Kibera is Africa’s largest slum (with over 1 million inhabitants) and one of the most spectacular testaments to the transforming power of human ingenuity I’ve ever seen.With huge limitations on land, energy, water and food, people’s survival depends on how ingenious and innovative they can be. My favourite story is of how a local farming company Green Dreams is working with a group of reformed young criminals to convert garbage into organic manure and transform the slum garbage dump into an organic farms. The google earth shots are amazing.
Three months after clearing the dump, a community of 30 families were harvesting, eating and selling organic produce, and are now selling their expertise to raise funds and help others.
The French might call it ‘bricolage’, Csikszentmihalyi describes it as generating energy from entropy – a key to Flow. My friend’s nana would say it was making a silk purse from a sows ear, and my kids did it every time they dove into the ‘making box’ of discarded milk cartons and loo rolls to create a mythical creature or a full suit of armour. The business equivalent is leveraged resourcefulness – the ability to see what’s possible, then to use what you’ve already got to achieve it. I call it ingenuity. It is the core ingredient of all innovation and change and is absolutely intrinsic to all human beings, teams, organisations and brands.
You can transform your garbage dumps in two ways, both of which require that you see things with fresh eyes, looking beyond what you assume is there to what is really there. Either you can start with the possibilities of the materials (it’s not garbage, it’s stuff, so how else could you use it?) or start with a vision of what you would like to create and reassess what you’ve got within that context. The Kiberans recognised that under the garbage was land, and that much of the garbage or waste could be recycled to provide nutrients. Fred Walker & Co recognised that leftover brewers’ yeast extract (a waste product of beer manufacture) could become a nutritious spread, and ultimately the cultural icon that is Vegemite. FujiXerox’s waste toneris sold to local steel mills for use in production, and they are investigating its use as a non-renewable fuel replacement.

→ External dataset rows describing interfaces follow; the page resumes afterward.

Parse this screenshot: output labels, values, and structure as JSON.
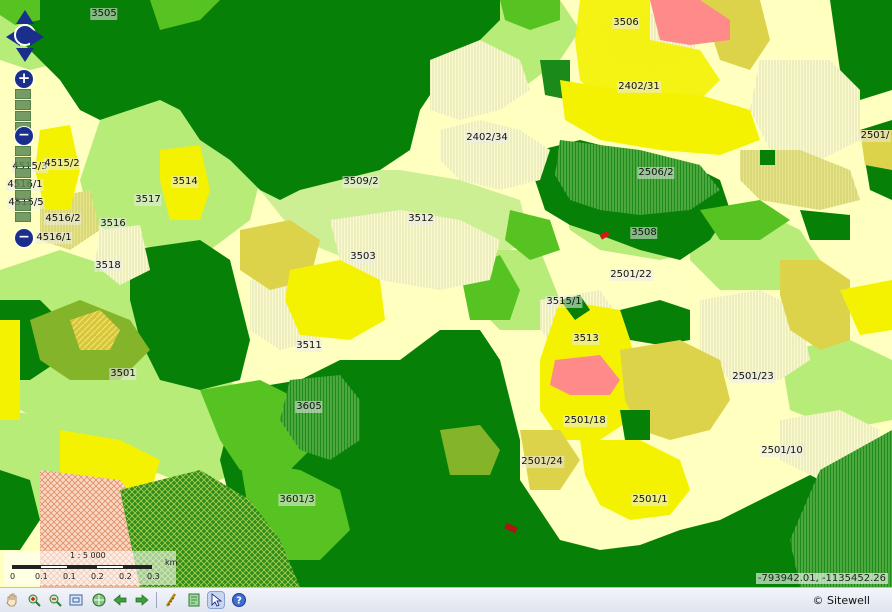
{
  "map": {
    "colors": {
      "dark_green": "#068006",
      "green": "#57c322",
      "light_green": "#b7ec79",
      "pale_green": "#def5a5",
      "cream": "#ffffc0",
      "yellow": "#f4f200",
      "olive_yellow": "#dcd34b",
      "pink": "#ff8a8a",
      "olive": "#84b42a"
    },
    "parcels": [
      {
        "id": "p-3505",
        "label": "3505"
      },
      {
        "id": "p-3506",
        "label": "3506"
      },
      {
        "id": "p-2402-31",
        "label": "2402/31"
      },
      {
        "id": "p-2501-edge",
        "label": "2501/"
      },
      {
        "id": "p-2402-34",
        "label": "2402/34"
      },
      {
        "id": "p-2506-2",
        "label": "2506/2"
      },
      {
        "id": "p-4515-3",
        "label": "4515/3"
      },
      {
        "id": "p-4515-2",
        "label": "4515/2"
      },
      {
        "id": "p-4516-1a",
        "label": "4516/1"
      },
      {
        "id": "p-4515-5",
        "label": "4515/5"
      },
      {
        "id": "p-4516-2",
        "label": "4516/2"
      },
      {
        "id": "p-4516-1b",
        "label": "4516/1"
      },
      {
        "id": "p-3514",
        "label": "3514"
      },
      {
        "id": "p-3517",
        "label": "3517"
      },
      {
        "id": "p-3509-2",
        "label": "3509/2"
      },
      {
        "id": "p-3512",
        "label": "3512"
      },
      {
        "id": "p-3508",
        "label": "3508"
      },
      {
        "id": "p-3516",
        "label": "3516"
      },
      {
        "id": "p-3503",
        "label": "3503"
      },
      {
        "id": "p-2501-22",
        "label": "2501/22"
      },
      {
        "id": "p-3518",
        "label": "3518"
      },
      {
        "id": "p-3515-1",
        "label": "3515/1"
      },
      {
        "id": "p-3513",
        "label": "3513"
      },
      {
        "id": "p-3511",
        "label": "3511"
      },
      {
        "id": "p-3501",
        "label": "3501"
      },
      {
        "id": "p-2501-23",
        "label": "2501/23"
      },
      {
        "id": "p-3605",
        "label": "3605"
      },
      {
        "id": "p-2501-18",
        "label": "2501/18"
      },
      {
        "id": "p-2501-10",
        "label": "2501/10"
      },
      {
        "id": "p-2501-24",
        "label": "2501/24"
      },
      {
        "id": "p-3601-3",
        "label": "3601/3"
      },
      {
        "id": "p-2501-1",
        "label": "2501/1"
      }
    ]
  },
  "scale": {
    "ratio": "1 : 5 000",
    "unit": "km",
    "ticks": [
      "0",
      "0.1",
      "0.1",
      "0.2",
      "0.2",
      "0.3"
    ]
  },
  "coordinates": "-793942.01, -1135452.26",
  "toolbar": {
    "tools": [
      "pan-hand-icon",
      "zoom-in-icon",
      "zoom-out-icon",
      "zoom-box-icon",
      "full-extent-icon",
      "previous-view-icon",
      "next-view-icon",
      "measure-icon",
      "print-icon",
      "select-arrow-icon",
      "help-icon"
    ],
    "copyright": "© Sitewell"
  }
}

What resources have you failed to recognise in your garbage heap? And what farms could you build instead?